• [Action item] From start to end of the material below, restate each line exactly.

• [Task input]
Start of Block
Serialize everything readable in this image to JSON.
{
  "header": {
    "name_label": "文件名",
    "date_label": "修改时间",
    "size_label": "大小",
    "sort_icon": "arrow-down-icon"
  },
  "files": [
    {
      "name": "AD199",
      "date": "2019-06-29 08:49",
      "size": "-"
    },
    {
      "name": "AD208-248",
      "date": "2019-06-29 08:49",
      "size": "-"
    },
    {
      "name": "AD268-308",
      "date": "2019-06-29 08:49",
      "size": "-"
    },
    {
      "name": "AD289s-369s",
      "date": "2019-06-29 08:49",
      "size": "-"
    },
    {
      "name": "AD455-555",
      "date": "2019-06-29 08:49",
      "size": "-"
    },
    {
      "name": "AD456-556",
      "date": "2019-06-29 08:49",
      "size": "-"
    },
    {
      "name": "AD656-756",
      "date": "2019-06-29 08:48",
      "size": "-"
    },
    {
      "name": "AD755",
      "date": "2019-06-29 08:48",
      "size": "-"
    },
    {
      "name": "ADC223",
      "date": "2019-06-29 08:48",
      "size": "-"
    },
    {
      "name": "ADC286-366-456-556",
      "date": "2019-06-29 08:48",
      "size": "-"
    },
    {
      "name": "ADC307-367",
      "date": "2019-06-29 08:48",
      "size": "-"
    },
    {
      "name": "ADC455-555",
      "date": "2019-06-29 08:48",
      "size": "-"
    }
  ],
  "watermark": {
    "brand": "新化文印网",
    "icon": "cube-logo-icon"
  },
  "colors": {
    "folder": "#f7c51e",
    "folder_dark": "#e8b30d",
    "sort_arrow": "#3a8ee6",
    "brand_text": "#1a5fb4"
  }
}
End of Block
• [Result of the exercise]
Serialize everything readable in this image to JSON.
{
  "header": {
    "name_label": "文件名",
    "date_label": "修改时间",
    "size_label": "大小",
    "sort_icon": "arrow-down-icon"
  },
  "files": [
    {
      "name": "AD199",
      "date": "2019-06-29 08:49",
      "size": "-"
    },
    {
      "name": "AD208-248",
      "date": "2019-06-29 08:49",
      "size": "-"
    },
    {
      "name": "AD268-308",
      "date": "2019-06-29 08:49",
      "size": "-"
    },
    {
      "name": "AD289s-369s",
      "date": "2019-06-29 08:49",
      "size": "-"
    },
    {
      "name": "AD455-555",
      "date": "2019-06-29 08:49",
      "size": "-"
    },
    {
      "name": "AD456-556",
      "date": "2019-06-29 08:49",
      "size": "-"
    },
    {
      "name": "AD656-756",
      "date": "2019-06-29 08:48",
      "size": "-"
    },
    {
      "name": "AD755",
      "date": "2019-06-29 08:48",
      "size": "-"
    },
    {
      "name": "ADC223",
      "date": "2019-06-29 08:48",
      "size": "-"
    },
    {
      "name": "ADC286-366-456-556",
      "date": "2019-06-29 08:48",
      "size": "-"
    },
    {
      "name": "ADC307-367",
      "date": "2019-06-29 08:48",
      "size": "-"
    },
    {
      "name": "ADC455-555",
      "date": "2019-06-29 08:48",
      "size": "-"
    }
  ],
  "watermark": {
    "brand": "新化文印网",
    "icon": "cube-logo-icon"
  },
  "colors": {
    "folder": "#f7c51e",
    "folder_dark": "#e8b30d",
    "sort_arrow": "#3a8ee6",
    "brand_text": "#1a5fb4"
  }
}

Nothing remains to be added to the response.